Missing out on new vehicle introductions isn’t as painful as it once was. For starters, images of new products are normally available before the show; sometimes weeks in advance. Rather than “shock and awe”, auto manufacturers seem to be more content with “prepare to display”. The Good Car Guy didn’t get in on the preparation act a whole lot as far as the L.A. show goes because of the emphasis on Sales Stats. Besides, you’re already aware of the Ford Fiesta ($13,995 or $15,795 for the hatch), Ford’s new-for-2011 Mustang V6, the awesome Cadillac CTS Coupe, Porsche Boxster Spyder, Volkswagen up! Lite, and Chevrolet’s Volt and Cruze. The pictures in this post relate to a few important introductions at the L.A. Auto Show you really shouldn’t miss.
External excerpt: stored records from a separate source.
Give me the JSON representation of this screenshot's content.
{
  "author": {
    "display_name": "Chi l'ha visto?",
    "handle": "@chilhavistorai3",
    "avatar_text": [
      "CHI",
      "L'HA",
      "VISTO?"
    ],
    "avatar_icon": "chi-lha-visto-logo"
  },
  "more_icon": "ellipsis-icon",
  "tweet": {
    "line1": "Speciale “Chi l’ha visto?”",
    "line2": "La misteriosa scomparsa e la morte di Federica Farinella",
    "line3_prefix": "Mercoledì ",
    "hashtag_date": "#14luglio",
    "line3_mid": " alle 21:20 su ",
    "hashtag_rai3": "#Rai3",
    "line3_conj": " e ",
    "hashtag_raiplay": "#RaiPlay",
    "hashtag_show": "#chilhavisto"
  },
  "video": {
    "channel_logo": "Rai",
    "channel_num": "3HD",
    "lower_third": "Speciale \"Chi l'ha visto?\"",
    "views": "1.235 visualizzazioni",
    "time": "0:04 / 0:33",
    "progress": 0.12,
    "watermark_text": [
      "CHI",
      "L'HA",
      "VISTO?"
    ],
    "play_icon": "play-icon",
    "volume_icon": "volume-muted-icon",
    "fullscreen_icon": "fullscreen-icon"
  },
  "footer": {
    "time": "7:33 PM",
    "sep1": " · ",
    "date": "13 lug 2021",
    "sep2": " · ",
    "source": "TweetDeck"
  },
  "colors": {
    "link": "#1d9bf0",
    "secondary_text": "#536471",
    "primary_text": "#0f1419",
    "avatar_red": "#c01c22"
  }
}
First, there’s the 2011 Hyundai Sonata. Not built to be available with a V6, the new Sonata is much more design-conscious. Whether or not the styling will be appreciated by all, there’s no denying it cuts a daring profile when compared with previous Sonatas.
Then Hyundai also brought out the new Tucson. In this increasingly active segment of small crossovers Hyundai has already been a formidable player. This Tucson looks the part and will probably drive the part. Again, four cylinders is the max. If this concerns you, consider the small number of people already in V6s in the midsize sedan and small crossover class and then consider how likely it is that Hyundai is ahead of the game.
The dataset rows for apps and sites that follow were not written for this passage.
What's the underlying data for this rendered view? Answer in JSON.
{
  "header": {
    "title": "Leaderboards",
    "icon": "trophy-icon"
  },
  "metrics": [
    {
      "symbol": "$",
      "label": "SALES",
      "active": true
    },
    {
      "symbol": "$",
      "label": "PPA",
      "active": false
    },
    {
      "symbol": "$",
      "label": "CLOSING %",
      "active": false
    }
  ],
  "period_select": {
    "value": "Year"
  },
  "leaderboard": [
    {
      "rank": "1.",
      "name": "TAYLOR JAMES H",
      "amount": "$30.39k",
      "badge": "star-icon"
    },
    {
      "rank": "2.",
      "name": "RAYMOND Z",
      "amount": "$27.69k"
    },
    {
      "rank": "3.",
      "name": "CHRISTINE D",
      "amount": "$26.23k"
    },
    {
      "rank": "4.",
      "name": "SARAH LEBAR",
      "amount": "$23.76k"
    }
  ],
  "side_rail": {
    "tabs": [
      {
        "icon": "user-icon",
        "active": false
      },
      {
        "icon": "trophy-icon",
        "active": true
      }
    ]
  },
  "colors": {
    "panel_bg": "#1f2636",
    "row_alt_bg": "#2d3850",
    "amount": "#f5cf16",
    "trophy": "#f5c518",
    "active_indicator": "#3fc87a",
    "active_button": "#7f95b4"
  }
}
Over at Hyundai’s Kia subsidiary, the Kia Sorento is definitely available with plenty of horsepower. No longer a body-on-frame SUV, this crossoverish 2011 Sorento is available with a 174-bhp four-banger or a 276-bhp 3.5L V6. Kia has high hopes for the Sorento and plans to market it against the Honda CR-V and Toyota RAV4; a segment already activated by Hyundai/Kia with the Santa Fe, Tucson, and Sportage.
Mazda is increasingly less Ford-like, though the new Mazda 2 shares much with the Fiesta. We don’t know yet if Mazda will price the 2 above or below or equal to the Fiesta. Will they share the same engine? Not sure. It’s plausible that both cars, the 2 and Fiesta, could be highly successful models as years go by.
Finally, Infiniti introduced the all new M. With established competitors like the Mercedes-Benz E-Class and BMW 5-Series, any new offering in this class needs to be spectacular just to get noticed; absolutely amazing to be purchased consistently by highly demanding consumers. The Infiniti M certainly has style on its side. Flowing curves and bulging wheelarches abound. M37s will be fitted with a 316-bhp V6. The M56 churns out an impressive 420 horsepower and 417 lb-ft of torque, enough to make the M37 seem deficient.
Toyota brought the next-generation Sienna minivan to Los Angeles, as well as a Prius plug-in. Honda showed the goofy P-Nut concept and Volkswagen had a Final Edition New Beetle. Overall, now has the main bases covered.